▶ [WHAT IS BEING ASKED]: Each line with the word "smooth" must appear in the answer, copied from the records.

--- START ---

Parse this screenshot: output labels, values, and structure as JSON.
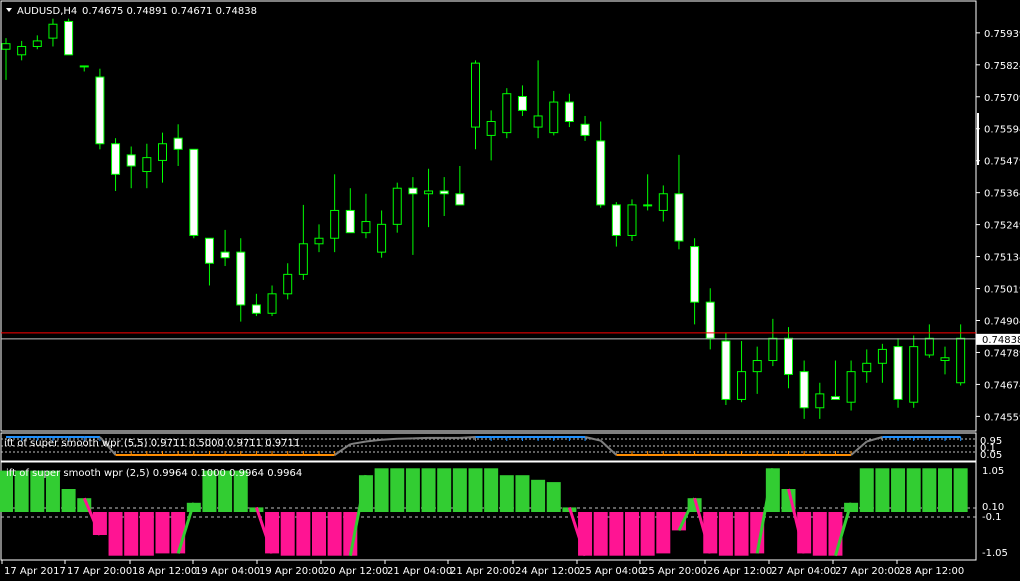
{
  "main": {
    "header": "AUDUSD,H4",
    "ohlc": "0.74675 0.74891 0.74671 0.74838",
    "y_range": [
      0.7451,
      0.7605
    ],
    "price_ticks": [
      "0.75939",
      "0.75824",
      "0.75709",
      "0.75594",
      "0.75479",
      "0.75364",
      "0.75249",
      "0.75134",
      "0.75019",
      "0.74904",
      "0.74789",
      "0.74674",
      "0.74559"
    ],
    "current_price": "0.74838",
    "colors": {
      "bull_body": "#000000",
      "bear_body": "#ffffff",
      "wick": "#00ff00",
      "price_line": "#c0c0c0",
      "red_line": "#ff0000",
      "axis": "#ffffff"
    }
  },
  "sub1": {
    "label": "ift of super smooth wpr (5,5) 0.9711 0.5000 0.9711 0.9711",
    "levels": [
      "0.95",
      "0.1",
      "0.05"
    ],
    "colors": {
      "up": "#1e90ff",
      "down": "#ff8c00",
      "neutral": "#808080"
    }
  },
  "sub2": {
    "label": "ift of super smooth wpr (2,5) 0.9964 0.1000 0.9964 0.9964",
    "levels": [
      "1.05",
      "0.10",
      "-0.1",
      "-1.05"
    ],
    "colors": {
      "up": "#32cd32",
      "down": "#ff1493"
    }
  },
  "time_axis": [
    "17 Apr 2017",
    "17 Apr 20:00",
    "18 Apr 12:00",
    "19 Apr 04:00",
    "19 Apr 20:00",
    "20 Apr 12:00",
    "21 Apr 04:00",
    "21 Apr 20:00",
    "24 Apr 12:00",
    "25 Apr 04:00",
    "25 Apr 20:00",
    "26 Apr 12:00",
    "27 Apr 04:00",
    "27 Apr 20:00",
    "28 Apr 12:00"
  ],
  "chart_data": {
    "type": "candlestick",
    "candles": [
      {
        "o": 0.7588,
        "h": 0.7592,
        "l": 0.7577,
        "c": 0.759
      },
      {
        "o": 0.7586,
        "h": 0.7591,
        "l": 0.7584,
        "c": 0.7589
      },
      {
        "o": 0.7589,
        "h": 0.7593,
        "l": 0.7588,
        "c": 0.7591
      },
      {
        "o": 0.7592,
        "h": 0.7599,
        "l": 0.7589,
        "c": 0.7597
      },
      {
        "o": 0.7598,
        "h": 0.7599,
        "l": 0.7587,
        "c": 0.7586
      },
      {
        "o": 0.7582,
        "h": 0.7582,
        "l": 0.758,
        "c": 0.7582
      },
      {
        "o": 0.7578,
        "h": 0.7581,
        "l": 0.7552,
        "c": 0.7554
      },
      {
        "o": 0.7554,
        "h": 0.7556,
        "l": 0.7537,
        "c": 0.7543
      },
      {
        "o": 0.755,
        "h": 0.7553,
        "l": 0.7538,
        "c": 0.7546
      },
      {
        "o": 0.7544,
        "h": 0.7554,
        "l": 0.7538,
        "c": 0.7549
      },
      {
        "o": 0.7548,
        "h": 0.7558,
        "l": 0.754,
        "c": 0.7554
      },
      {
        "o": 0.7556,
        "h": 0.7561,
        "l": 0.7546,
        "c": 0.7552
      },
      {
        "o": 0.7552,
        "h": 0.7552,
        "l": 0.752,
        "c": 0.7521
      },
      {
        "o": 0.752,
        "h": 0.752,
        "l": 0.7503,
        "c": 0.7511
      },
      {
        "o": 0.7515,
        "h": 0.7523,
        "l": 0.751,
        "c": 0.7513
      },
      {
        "o": 0.7515,
        "h": 0.752,
        "l": 0.749,
        "c": 0.7496
      },
      {
        "o": 0.7496,
        "h": 0.75,
        "l": 0.7492,
        "c": 0.7493
      },
      {
        "o": 0.7493,
        "h": 0.7503,
        "l": 0.7492,
        "c": 0.75
      },
      {
        "o": 0.75,
        "h": 0.7511,
        "l": 0.7498,
        "c": 0.7507
      },
      {
        "o": 0.7507,
        "h": 0.7532,
        "l": 0.7505,
        "c": 0.7518
      },
      {
        "o": 0.7518,
        "h": 0.7525,
        "l": 0.7515,
        "c": 0.752
      },
      {
        "o": 0.752,
        "h": 0.7543,
        "l": 0.7515,
        "c": 0.753
      },
      {
        "o": 0.753,
        "h": 0.7538,
        "l": 0.7525,
        "c": 0.7522
      },
      {
        "o": 0.7522,
        "h": 0.7536,
        "l": 0.752,
        "c": 0.7526
      },
      {
        "o": 0.7515,
        "h": 0.753,
        "l": 0.7513,
        "c": 0.7525
      },
      {
        "o": 0.7525,
        "h": 0.754,
        "l": 0.7522,
        "c": 0.7538
      },
      {
        "o": 0.7538,
        "h": 0.7542,
        "l": 0.7514,
        "c": 0.7536
      },
      {
        "o": 0.7536,
        "h": 0.7545,
        "l": 0.7524,
        "c": 0.7537
      },
      {
        "o": 0.7537,
        "h": 0.7542,
        "l": 0.7528,
        "c": 0.7536
      },
      {
        "o": 0.7536,
        "h": 0.7546,
        "l": 0.7532,
        "c": 0.7532
      },
      {
        "o": 0.756,
        "h": 0.7584,
        "l": 0.7552,
        "c": 0.7583
      },
      {
        "o": 0.7557,
        "h": 0.7566,
        "l": 0.7548,
        "c": 0.7562
      },
      {
        "o": 0.7558,
        "h": 0.7574,
        "l": 0.7556,
        "c": 0.7572
      },
      {
        "o": 0.7571,
        "h": 0.7575,
        "l": 0.7564,
        "c": 0.7566
      },
      {
        "o": 0.756,
        "h": 0.7584,
        "l": 0.7556,
        "c": 0.7564
      },
      {
        "o": 0.7558,
        "h": 0.7573,
        "l": 0.7557,
        "c": 0.7569
      },
      {
        "o": 0.7569,
        "h": 0.7572,
        "l": 0.756,
        "c": 0.7562
      },
      {
        "o": 0.7561,
        "h": 0.7564,
        "l": 0.7555,
        "c": 0.7557
      },
      {
        "o": 0.7555,
        "h": 0.7562,
        "l": 0.7531,
        "c": 0.7532
      },
      {
        "o": 0.7532,
        "h": 0.7533,
        "l": 0.7517,
        "c": 0.7521
      },
      {
        "o": 0.7521,
        "h": 0.7534,
        "l": 0.7519,
        "c": 0.7532
      },
      {
        "o": 0.7532,
        "h": 0.7543,
        "l": 0.753,
        "c": 0.7532
      },
      {
        "o": 0.753,
        "h": 0.7539,
        "l": 0.7526,
        "c": 0.7536
      },
      {
        "o": 0.7536,
        "h": 0.755,
        "l": 0.7516,
        "c": 0.7519
      },
      {
        "o": 0.7517,
        "h": 0.752,
        "l": 0.7489,
        "c": 0.7497
      },
      {
        "o": 0.7497,
        "h": 0.7502,
        "l": 0.748,
        "c": 0.7484
      },
      {
        "o": 0.7483,
        "h": 0.7486,
        "l": 0.746,
        "c": 0.7462
      },
      {
        "o": 0.7462,
        "h": 0.7483,
        "l": 0.7461,
        "c": 0.7472
      },
      {
        "o": 0.7472,
        "h": 0.7481,
        "l": 0.7464,
        "c": 0.7476
      },
      {
        "o": 0.7476,
        "h": 0.7491,
        "l": 0.7474,
        "c": 0.7484
      },
      {
        "o": 0.7484,
        "h": 0.7488,
        "l": 0.7466,
        "c": 0.7471
      },
      {
        "o": 0.7472,
        "h": 0.7476,
        "l": 0.7455,
        "c": 0.7459
      },
      {
        "o": 0.7459,
        "h": 0.7468,
        "l": 0.7455,
        "c": 0.7464
      },
      {
        "o": 0.7463,
        "h": 0.7476,
        "l": 0.7462,
        "c": 0.7462
      },
      {
        "o": 0.7461,
        "h": 0.7476,
        "l": 0.7458,
        "c": 0.7472
      },
      {
        "o": 0.7472,
        "h": 0.748,
        "l": 0.7468,
        "c": 0.7475
      },
      {
        "o": 0.7475,
        "h": 0.7482,
        "l": 0.7468,
        "c": 0.748
      },
      {
        "o": 0.7481,
        "h": 0.7484,
        "l": 0.7459,
        "c": 0.7462
      },
      {
        "o": 0.7461,
        "h": 0.7485,
        "l": 0.7459,
        "c": 0.7481
      },
      {
        "o": 0.7478,
        "h": 0.7489,
        "l": 0.7477,
        "c": 0.7484
      },
      {
        "o": 0.7476,
        "h": 0.7481,
        "l": 0.7471,
        "c": 0.7477
      },
      {
        "o": 0.7468,
        "h": 0.7489,
        "l": 0.7467,
        "c": 0.7484
      }
    ],
    "sub1_values": [
      1,
      1,
      1,
      1,
      1,
      1,
      1,
      -1,
      -1,
      -1,
      -1,
      -1,
      -1,
      -1,
      -1,
      -1,
      -1,
      -1,
      -1,
      -1,
      -1,
      -1,
      0.2,
      0.5,
      0.7,
      0.8,
      0.85,
      0.9,
      0.9,
      0.9,
      1,
      1,
      1,
      1,
      1,
      1,
      1,
      1,
      0.6,
      -1,
      -1,
      -1,
      -1,
      -1,
      -1,
      -1,
      -1,
      -1,
      -1,
      -1,
      -1,
      -1,
      -1,
      -1,
      -1,
      0.5,
      1,
      1,
      1,
      1,
      1,
      1
    ],
    "sub2_values": [
      0.9,
      0.9,
      0.9,
      0.9,
      0.5,
      0.3,
      -0.5,
      -0.95,
      -0.95,
      -0.95,
      -0.9,
      -0.9,
      0.2,
      0.9,
      0.9,
      0.9,
      0.1,
      -0.9,
      -0.95,
      -0.95,
      -0.95,
      -0.95,
      -0.95,
      0.8,
      0.95,
      0.95,
      0.95,
      0.95,
      0.95,
      0.95,
      0.95,
      0.95,
      0.8,
      0.8,
      0.7,
      0.65,
      0.1,
      -0.95,
      -0.95,
      -0.95,
      -0.95,
      -0.95,
      -0.9,
      -0.4,
      0.3,
      -0.9,
      -0.95,
      -0.95,
      -0.9,
      0.95,
      0.5,
      -0.9,
      -0.95,
      -0.95,
      0.2,
      0.95,
      0.95,
      0.95,
      0.95,
      0.95,
      0.95,
      0.95
    ]
  }
}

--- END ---

▶ [ANSWER]:
    "label": "ift of super smooth wpr (5,5) 0.9711 0.5000 0.9711 0.9711",
    "label": "ift of super smooth wpr (2,5) 0.9964 0.1000 0.9964 0.9964",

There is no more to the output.